"Think about it, dearest," Isobel said, stepping towards him gracefully. "I am late for the Victory Garden planting, so I will see you later." She kissed him lightly on the cheek, and departed without another word.
"The circus - the greatest show on earth," Matthew muttered to himself.
He did not see how visiting the circus would fix anything, but at least it distracted him from other thoughts, even if the reprieve was only temporary. Choreographed acts of chaos happened every day in his own life. Clowns, acrobats, trained animals, trapeze acts, musicians, jugglers, unicyclists, and other stunt-oriented artists need not even try when he was around. He should pull his bicycle out and join the act.
Despite everything, the ache for such simple comfort did seem to stimulate some kind of yearning in him. He would think about it... perhaps.
Matthew suddenly felt fatigued and eagerly made his way back the few steps to his chair to sit down again. Taking the weight off his feet, however, did little to unburden his heart or his mind. He held his stick in his hands for a moment, simply staring at it, lost in thought.

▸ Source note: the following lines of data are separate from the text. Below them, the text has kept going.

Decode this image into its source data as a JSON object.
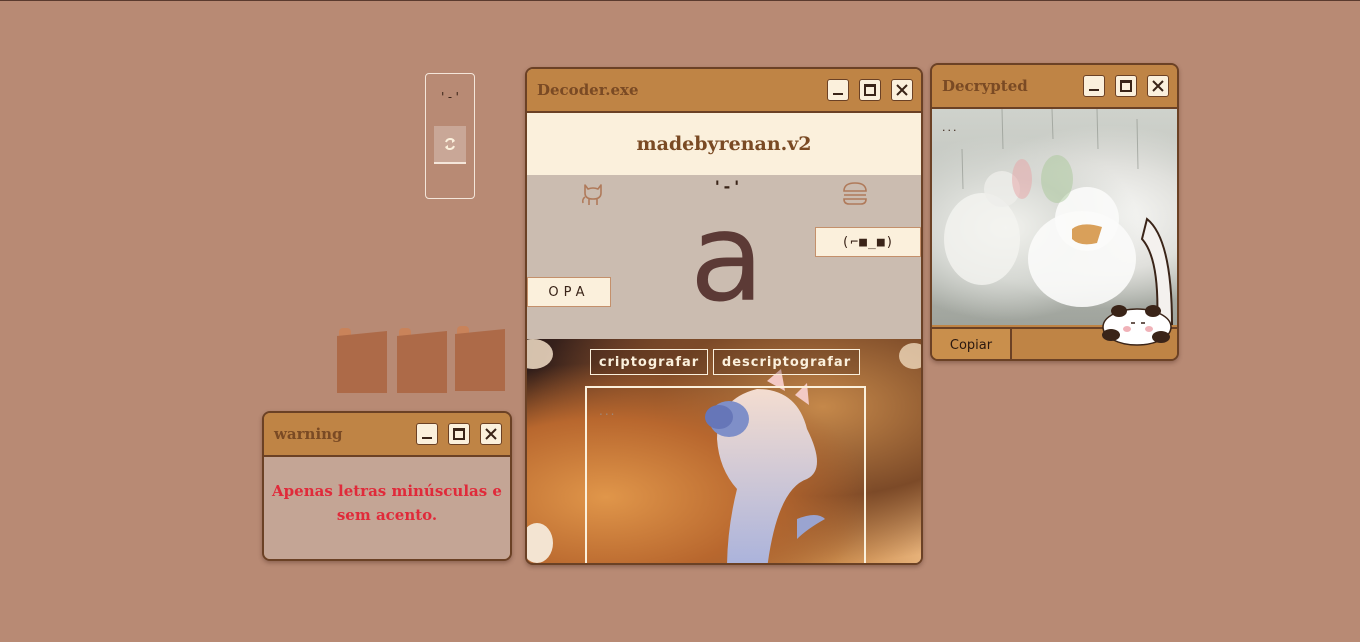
{
  "widget": {
    "face": "'-'",
    "swap_icon": "refresh-icon"
  },
  "warning": {
    "title": "warning",
    "message": "Apenas letras minúsculas e sem acento."
  },
  "decoder": {
    "title": "Decoder.exe",
    "brand": "madebyrenan.v2",
    "face": "'-'",
    "big_letter": "a",
    "kaomoji": "(⌐■_■)",
    "opa_label": "OPA",
    "encrypt_label": "criptografar",
    "decrypt_label": "descriptografar",
    "input_placeholder": "...",
    "icons": [
      "github-cat-icon",
      "burger-icon"
    ]
  },
  "decrypted": {
    "title": "Decrypted",
    "output": "...",
    "copy_label": "Copiar"
  },
  "colors": {
    "desktop": "#b88a74",
    "titlebar": "#bf8445",
    "warning_text": "#e02a3a",
    "brand_text": "#7a4a24"
  }
}
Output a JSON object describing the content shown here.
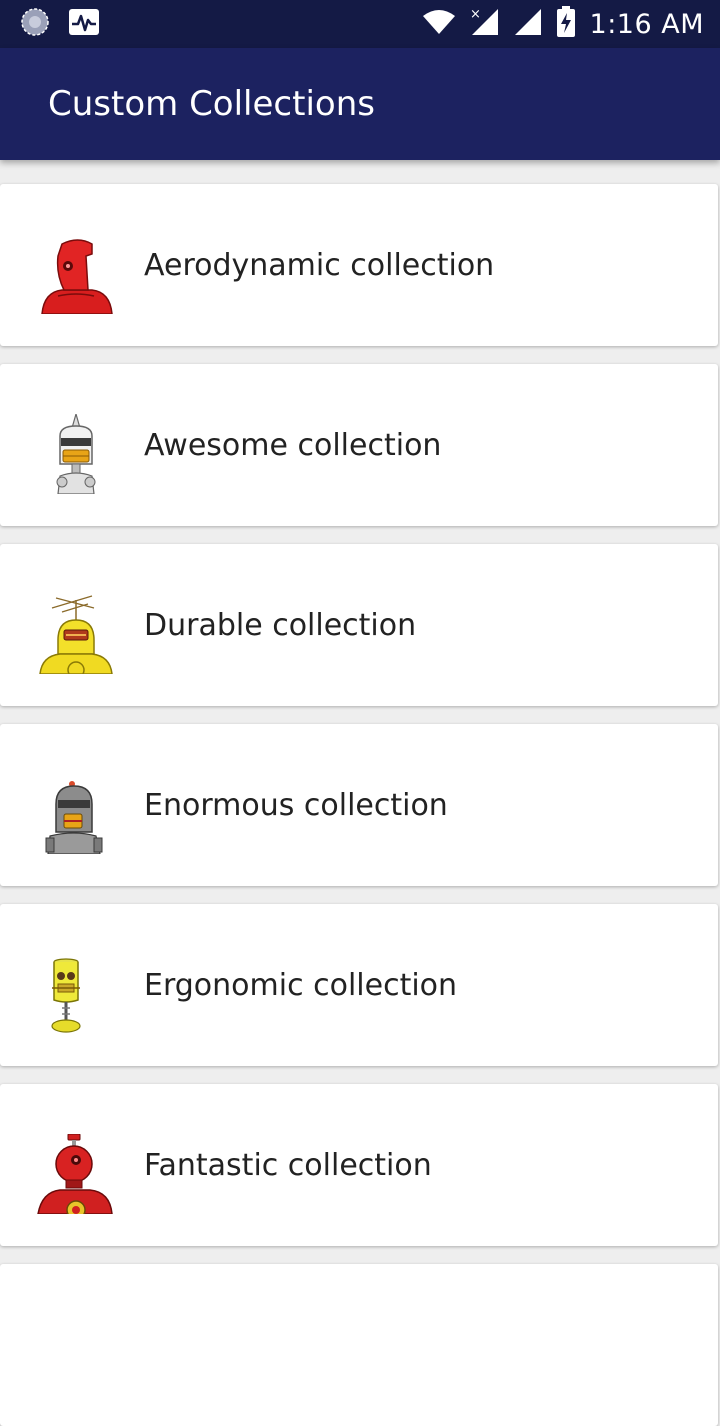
{
  "status_bar": {
    "time": "1:16 AM",
    "icons": [
      "sync-icon",
      "activity-icon",
      "wifi-icon",
      "no-data-signal-icon",
      "signal-icon",
      "battery-charging-icon"
    ]
  },
  "app_bar": {
    "title": "Custom Collections",
    "color": "#1c2260"
  },
  "collections": [
    {
      "label": "Aerodynamic collection",
      "icon": "red-robot-icon"
    },
    {
      "label": "Awesome collection",
      "icon": "white-robot-icon"
    },
    {
      "label": "Durable collection",
      "icon": "yellow-robot-icon"
    },
    {
      "label": "Enormous collection",
      "icon": "gray-robot-icon"
    },
    {
      "label": "Ergonomic collection",
      "icon": "yellow-box-robot-icon"
    },
    {
      "label": "Fantastic collection",
      "icon": "red-round-robot-icon"
    }
  ]
}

Frustrated with his inner musings, he tried to shake them off, and hooked his stick on the arm of his chair. He missed his mark, and the heavy piece of wood clattered noisily to the floor, the echo a reminder of his solitude, of being all alone with his thoughts, and, of course, his failure at everything he attempted. Biting his lip in exasperation, Matthew picked up his book and continued attempting to read, but it was no use. Not even Shakespeare could comfort him or disrupt his inner musings. He saw only the exuberant expression on Lavinia's face, the tears falling from her cerulean eyes, as she cried, "yes, of course yes!"
She hadn't even waited to let him finish his proposal before she spoke. There was no delay in her answer, only impatience and complete acceptance. She had made him the happiest man alive.
Overcome by a sudden burst of self-righteous anger, Matthew threw his book forcefully across the room. It landed, with a rustle of pages, spine down on the sofa. Another pointless act on his part, something else he loved destroyed.
The second time he proposed, Lavinia's reaction was the same. She had consistently been there for him. She loved first, and she loved last. Even as he held her hand as she slipped away, tired of fighting, he felt her love for him, so infinitely tender –and always focused on his happiness first. He remembered her weak touch, just as soothing as it had been the day they met... and then she was gone.
His felt his eyes shamefully brimming with long-repressed tears, and squeezed them shut. All the anger melted away, and only pain remained inside him. He turned his head and opened his eyes to find himself staring into a miniature framed portrait of his father's face. It was the final straw, and he wept. He had never gotten the chance to say goodbye to his father. His death had also been so sudden. Even after so many years, the pain of that missed moment was still so fresh. The worlds of his grief began to mix and collide, finally overwhelming him.
"I'm sorry," was all he could say, over and over, between wracking sobs.
He was sorry. For his father. For Lavinia.
It was all he had left to offer, his tears an apology to those that he had lost. And so Matthew finally allowed himself to cry.